PJ Manney on her book (R)evolution: 'It Doesn't Fit Neatly into Any Boxes'
PJ Manney’s fast-action novel (R)evolution (47North, 2015) has all the ingredients of a Hollywood thriller: a terrorist attack using nanotechnology, a military-industrial conspiracy, a scientist who augments his brain—plus, of course, romance, betrayal, and rapid-fire plot twists.
The movie-style storytelling comes naturally for Manney, who spent most of her career in Hollywood, developing films and writing for television. “I don’t see myself as a literary stylist or as a great wordsmith. I see myself as a … Hollywood-influenced storyteller,” she told me when we spoke on New Books in Science Fiction.
A first-time novelist, Manney says she was “flabbergasted” when she was nominated for this year’s Philip K. Dick Award. “I ended up melding genres and ignoring people’s advice,” she explains. “It doesn’t really fit neatly into any boxes and people who like boxes have a hard time with it… I thought it was just me and my editor who liked it.”
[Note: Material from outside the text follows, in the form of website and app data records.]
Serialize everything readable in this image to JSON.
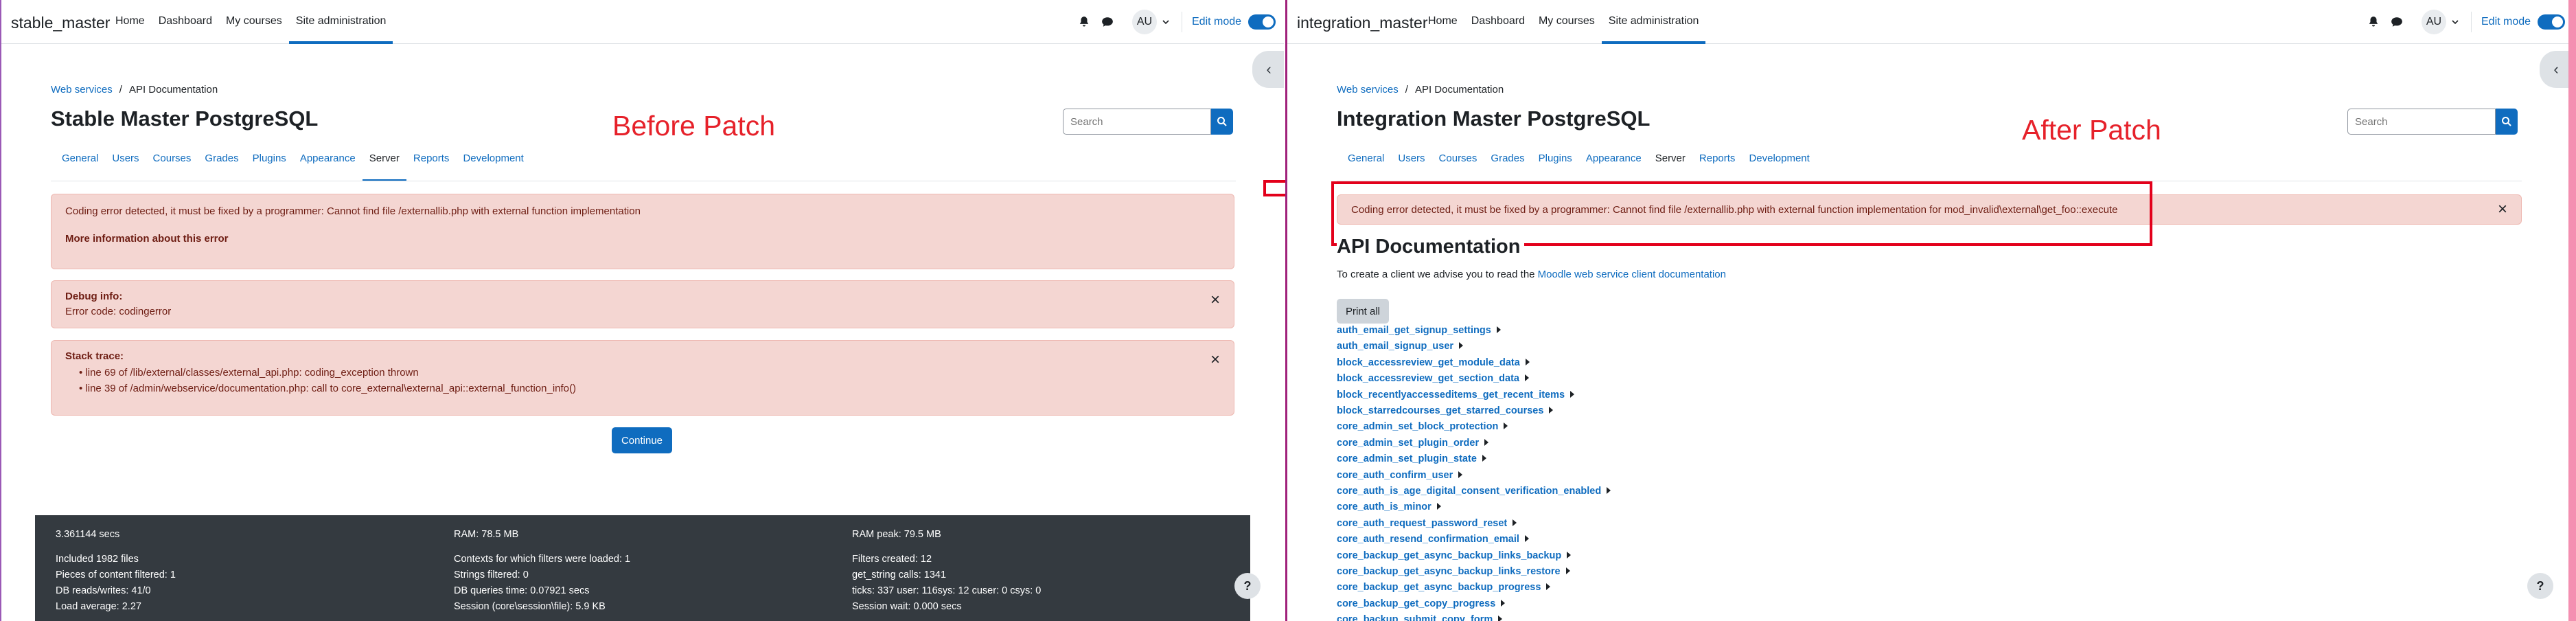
{
  "left": {
    "site_name": "stable_master",
    "nav": [
      "Home",
      "Dashboard",
      "My courses",
      "Site administration"
    ],
    "avatar": "AU",
    "edit_mode": "Edit mode",
    "breadcrumb": [
      "Web services",
      "API Documentation"
    ],
    "page_title": "Stable Master PostgreSQL",
    "search_placeholder": "Search",
    "tabs": [
      "General",
      "Users",
      "Courses",
      "Grades",
      "Plugins",
      "Appearance",
      "Server",
      "Reports",
      "Development"
    ],
    "active_tab": "Server",
    "annotation": "Before Patch",
    "error": {
      "message": "Coding error detected, it must be fixed by a programmer: Cannot find file /externallib.php with external function implementation",
      "more_info": "More information about this error"
    },
    "debug": {
      "title": "Debug info:",
      "code": "Error code: codingerror"
    },
    "stack": {
      "title": "Stack trace:",
      "lines": [
        "line 69 of /lib/external/classes/external_api.php: coding_exception thrown",
        "line 39 of /admin/webservice/documentation.php: call to core_external\\external_api::external_function_info()"
      ]
    },
    "continue": "Continue",
    "footer": {
      "col1": [
        "3.361144 secs",
        "Included 1982 files",
        "Pieces of content filtered: 1",
        "DB reads/writes: 41/0",
        "Load average: 2.27"
      ],
      "col2": [
        "RAM: 78.5 MB",
        "Contexts for which filters were loaded: 1",
        "Strings filtered: 0",
        "DB queries time: 0.07921 secs",
        "Session (core\\session\\file): 5.9 KB"
      ],
      "col3": [
        "RAM peak: 79.5 MB",
        "Filters created: 12",
        "get_string calls: 1341",
        "ticks: 337 user: 116sys: 12 cuser: 0 csys: 0",
        "Session wait: 0.000 secs"
      ]
    },
    "help": "?"
  },
  "right": {
    "site_name": "integration_master",
    "nav": [
      "Home",
      "Dashboard",
      "My courses",
      "Site administration"
    ],
    "avatar": "AU",
    "edit_mode": "Edit mode",
    "breadcrumb": [
      "Web services",
      "API Documentation"
    ],
    "page_title": "Integration Master PostgreSQL",
    "search_placeholder": "Search",
    "tabs": [
      "General",
      "Users",
      "Courses",
      "Grades",
      "Plugins",
      "Appearance",
      "Server",
      "Reports",
      "Development"
    ],
    "annotation": "After Patch",
    "error": "Coding error detected, it must be fixed by a programmer: Cannot find file /externallib.php with external function implementation for mod_invalid\\external\\get_foo::execute",
    "api_heading": "API Documentation",
    "intro_prefix": "To create a client we advise you to read the ",
    "intro_link": "Moodle web service client documentation",
    "print_all": "Print all",
    "functions": [
      "auth_email_get_signup_settings",
      "auth_email_signup_user",
      "block_accessreview_get_module_data",
      "block_accessreview_get_section_data",
      "block_recentlyaccesseditems_get_recent_items",
      "block_starredcourses_get_starred_courses",
      "core_admin_set_block_protection",
      "core_admin_set_plugin_order",
      "core_admin_set_plugin_state",
      "core_auth_confirm_user",
      "core_auth_is_age_digital_consent_verification_enabled",
      "core_auth_is_minor",
      "core_auth_request_password_reset",
      "core_auth_resend_confirmation_email",
      "core_backup_get_async_backup_links_backup",
      "core_backup_get_async_backup_links_restore",
      "core_backup_get_async_backup_progress",
      "core_backup_get_copy_progress",
      "core_backup_submit_copy_form"
    ],
    "help": "?"
  },
  "icon_names": [
    "bell-icon",
    "chat-icon",
    "search-icon",
    "chevron-left-icon",
    "close-icon",
    "arrow-right-icon"
  ],
  "colors": {
    "accent": "#0f6cbf",
    "alert_bg": "#f4d6d2",
    "alert_text": "#6e1d13",
    "annotation": "#e6212a",
    "footer_bg": "#343a40"
  }
}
(R)evolution explores transformative technology—a brain-computer interface that relies on nano-materials to create a prosthetic hippocampus and cortex. Manney’s protagonist, Peter Bernhardt, seeks to use the technology for good—to aid brains destroyed by Alzheimer’s disease—but business and political forces try to grab the science for their own nefarious ends. Eventually, Bernhardt experiments on himself, pursuing super-human capacities to literally outsmart his enemies.
Manney had envisioned (R)evolution as a next-generation e-book: one with active Web links to provide context and background information and a soundtrack that allowed readers to hear the music that helps Bernhardt make connections and solve problems. “I wanted you to be able to play the music so you could actually experience his mental process… I wanted people to really have that sense of having a hacked and jacked brain. If you did have a quirkily wired brain to begin with and this ability to pull from endless amounts of data, what would that feel like?”
Yet while Manney’s imagination rushes headlong into the future, e-book technology moves at a slower pace. The e-book version of (R)evolution has no links or music. But Manney hasn’t given up. She is working furiously on the next installment, (ID)entity. That gives e-book designers a chance to up their game and, I hope, design an e-book format worthy of Peter Bernhardt.
(It’s not too late to sign up for a giveaway of the six books nominated for the 2016 Philip K. Dick Award. Entries will be accepted until midnight Pacific Daylight Time on March 22, 2016.)